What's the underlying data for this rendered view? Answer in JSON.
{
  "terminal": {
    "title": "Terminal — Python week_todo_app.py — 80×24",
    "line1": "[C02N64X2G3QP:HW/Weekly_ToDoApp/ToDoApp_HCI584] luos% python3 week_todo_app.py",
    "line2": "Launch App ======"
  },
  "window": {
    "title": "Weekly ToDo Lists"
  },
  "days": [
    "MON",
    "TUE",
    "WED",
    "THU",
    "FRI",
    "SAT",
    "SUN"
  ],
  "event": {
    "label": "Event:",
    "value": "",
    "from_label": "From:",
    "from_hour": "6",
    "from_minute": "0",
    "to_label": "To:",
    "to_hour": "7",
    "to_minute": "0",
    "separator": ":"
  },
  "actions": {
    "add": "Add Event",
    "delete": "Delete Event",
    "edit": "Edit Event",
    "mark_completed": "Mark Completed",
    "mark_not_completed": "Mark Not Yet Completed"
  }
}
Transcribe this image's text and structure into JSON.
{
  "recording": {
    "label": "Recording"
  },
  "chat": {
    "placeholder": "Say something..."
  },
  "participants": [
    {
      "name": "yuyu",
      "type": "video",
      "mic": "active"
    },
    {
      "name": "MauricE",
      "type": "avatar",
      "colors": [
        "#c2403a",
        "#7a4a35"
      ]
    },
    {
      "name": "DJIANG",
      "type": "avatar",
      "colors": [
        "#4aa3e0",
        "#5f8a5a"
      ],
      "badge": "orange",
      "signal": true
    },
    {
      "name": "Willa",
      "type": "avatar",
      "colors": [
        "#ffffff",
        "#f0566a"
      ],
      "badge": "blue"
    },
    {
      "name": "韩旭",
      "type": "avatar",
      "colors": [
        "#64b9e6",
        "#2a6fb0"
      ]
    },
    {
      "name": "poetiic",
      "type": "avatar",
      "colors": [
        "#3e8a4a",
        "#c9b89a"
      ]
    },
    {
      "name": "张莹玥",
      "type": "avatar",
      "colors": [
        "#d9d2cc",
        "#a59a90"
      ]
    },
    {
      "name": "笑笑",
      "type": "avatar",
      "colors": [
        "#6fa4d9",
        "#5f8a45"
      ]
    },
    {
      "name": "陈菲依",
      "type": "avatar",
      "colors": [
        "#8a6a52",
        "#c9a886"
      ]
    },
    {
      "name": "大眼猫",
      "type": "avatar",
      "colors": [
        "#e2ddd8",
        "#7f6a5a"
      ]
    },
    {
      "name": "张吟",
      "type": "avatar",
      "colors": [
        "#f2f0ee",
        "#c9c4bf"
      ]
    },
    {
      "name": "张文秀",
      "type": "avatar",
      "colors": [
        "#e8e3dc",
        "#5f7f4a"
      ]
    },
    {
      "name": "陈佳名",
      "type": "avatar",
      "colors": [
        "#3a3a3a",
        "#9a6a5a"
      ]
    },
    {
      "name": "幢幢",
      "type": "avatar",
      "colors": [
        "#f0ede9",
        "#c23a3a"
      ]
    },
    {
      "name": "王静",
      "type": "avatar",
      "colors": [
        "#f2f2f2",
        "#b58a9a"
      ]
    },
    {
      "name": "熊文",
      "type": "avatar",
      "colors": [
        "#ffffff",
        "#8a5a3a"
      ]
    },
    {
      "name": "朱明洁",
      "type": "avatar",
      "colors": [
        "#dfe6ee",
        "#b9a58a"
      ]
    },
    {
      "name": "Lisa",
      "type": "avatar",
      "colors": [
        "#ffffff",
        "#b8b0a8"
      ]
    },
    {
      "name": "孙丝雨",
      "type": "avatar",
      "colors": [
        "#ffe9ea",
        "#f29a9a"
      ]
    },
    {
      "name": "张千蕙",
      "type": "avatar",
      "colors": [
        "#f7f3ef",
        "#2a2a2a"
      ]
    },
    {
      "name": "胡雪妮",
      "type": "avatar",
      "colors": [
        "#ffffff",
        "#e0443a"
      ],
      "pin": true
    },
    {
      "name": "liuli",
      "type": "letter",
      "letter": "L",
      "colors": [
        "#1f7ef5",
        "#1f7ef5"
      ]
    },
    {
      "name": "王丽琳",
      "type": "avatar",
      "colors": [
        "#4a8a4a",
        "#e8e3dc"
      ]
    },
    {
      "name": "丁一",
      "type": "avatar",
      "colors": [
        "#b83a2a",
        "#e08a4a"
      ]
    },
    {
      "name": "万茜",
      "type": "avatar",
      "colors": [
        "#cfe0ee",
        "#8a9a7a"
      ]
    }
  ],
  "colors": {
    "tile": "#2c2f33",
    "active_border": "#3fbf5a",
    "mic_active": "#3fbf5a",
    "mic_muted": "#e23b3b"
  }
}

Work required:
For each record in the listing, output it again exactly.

Task answer:
What's the underlying data for this rendered view? Answer in JSON.
{
  "terminal": {
    "title": "Terminal — Python week_todo_app.py — 80×24",
    "line1": "[C02N64X2G3QP:HW/Weekly_ToDoApp/ToDoApp_HCI584] luos% python3 week_todo_app.py",
    "line2": "Launch App ======"
  },
  "window": {
    "title": "Weekly ToDo Lists"
  },
  "days": [
    "MON",
    "TUE",
    "WED",
    "THU",
    "FRI",
    "SAT",
    "SUN"
  ],
  "event": {
    "label": "Event:",
    "value": "",
    "from_label": "From:",
    "from_hour": "6",
    "from_minute": "0",
    "to_label": "To:",
    "to_hour": "7",
    "to_minute": "0",
    "separator": ":"
  },
  "actions": {
    "add": "Add Event",
    "delete": "Delete Event",
    "edit": "Edit Event",
    "mark_completed": "Mark Completed",
    "mark_not_completed": "Mark Not Yet Completed"
  }
}
Transcribe this image's text and structure into JSON.
{
  "recording": {
    "label": "Recording"
  },
  "chat": {
    "placeholder": "Say something..."
  },
  "participants": [
    {
      "name": "yuyu",
      "type": "video",
      "mic": "active"
    },
    {
      "name": "MauricE",
      "type": "avatar",
      "colors": [
        "#c2403a",
        "#7a4a35"
      ]
    },
    {
      "name": "DJIANG",
      "type": "avatar",
      "colors": [
        "#4aa3e0",
        "#5f8a5a"
      ],
      "badge": "orange",
      "signal": true
    },
    {
      "name": "Willa",
      "type": "avatar",
      "colors": [
        "#ffffff",
        "#f0566a"
      ],
      "badge": "blue"
    },
    {
      "name": "韩旭",
      "type": "avatar",
      "colors": [
        "#64b9e6",
        "#2a6fb0"
      ]
    },
    {
      "name": "poetiic",
      "type": "avatar",
      "colors": [
        "#3e8a4a",
        "#c9b89a"
      ]
    },
    {
      "name": "张莹玥",
      "type": "avatar",
      "colors": [
        "#d9d2cc",
        "#a59a90"
      ]
    },
    {
      "name": "笑笑",
      "type": "avatar",
      "colors": [
        "#6fa4d9",
        "#5f8a45"
      ]
    },
    {
      "name": "陈菲依",
      "type": "avatar",
      "colors": [
        "#8a6a52",
        "#c9a886"
      ]
    },
    {
      "name": "大眼猫",
      "type": "avatar",
      "colors": [
        "#e2ddd8",
        "#7f6a5a"
      ]
    },
    {
      "name": "张吟",
      "type": "avatar",
      "colors": [
        "#f2f0ee",
        "#c9c4bf"
      ]
    },
    {
      "name": "张文秀",
      "type": "avatar",
      "colors": [
        "#e8e3dc",
        "#5f7f4a"
      ]
    },
    {
      "name": "陈佳名",
      "type": "avatar",
      "colors": [
        "#3a3a3a",
        "#9a6a5a"
      ]
    },
    {
      "name": "幢幢",
      "type": "avatar",
      "colors": [
        "#f0ede9",
        "#c23a3a"
      ]
    },
    {
      "name": "王静",
      "type": "avatar",
      "colors": [
        "#f2f2f2",
        "#b58a9a"
      ]
    },
    {
      "name": "熊文",
      "type": "avatar",
      "colors": [
        "#ffffff",
        "#8a5a3a"
      ]
    },
    {
      "name": "朱明洁",
      "type": "avatar",
      "colors": [
        "#dfe6ee",
        "#b9a58a"
      ]
    },
    {
      "name": "Lisa",
      "type": "avatar",
      "colors": [
        "#ffffff",
        "#b8b0a8"
      ]
    },
    {
      "name": "孙丝雨",
      "type": "avatar",
      "colors": [
        "#ffe9ea",
        "#f29a9a"
      ]
    },
    {
      "name": "张千蕙",
      "type": "avatar",
      "colors": [
        "#f7f3ef",
        "#2a2a2a"
      ]
    },
    {
      "name": "胡雪妮",
      "type": "avatar",
      "colors": [
        "#ffffff",
        "#e0443a"
      ],
      "pin": true
    },
    {
      "name": "liuli",
      "type": "letter",
      "letter": "L",
      "colors": [
        "#1f7ef5",
        "#1f7ef5"
      ]
    },
    {
      "name": "王丽琳",
      "type": "avatar",
      "colors": [
        "#4a8a4a",
        "#e8e3dc"
      ]
    },
    {
      "name": "丁一",
      "type": "avatar",
      "colors": [
        "#b83a2a",
        "#e08a4a"
      ]
    },
    {
      "name": "万茜",
      "type": "avatar",
      "colors": [
        "#cfe0ee",
        "#8a9a7a"
      ]
    }
  ],
  "colors": {
    "tile": "#2c2f33",
    "active_border": "#3fbf5a",
    "mic_active": "#3fbf5a",
    "mic_muted": "#e23b3b"
  }
}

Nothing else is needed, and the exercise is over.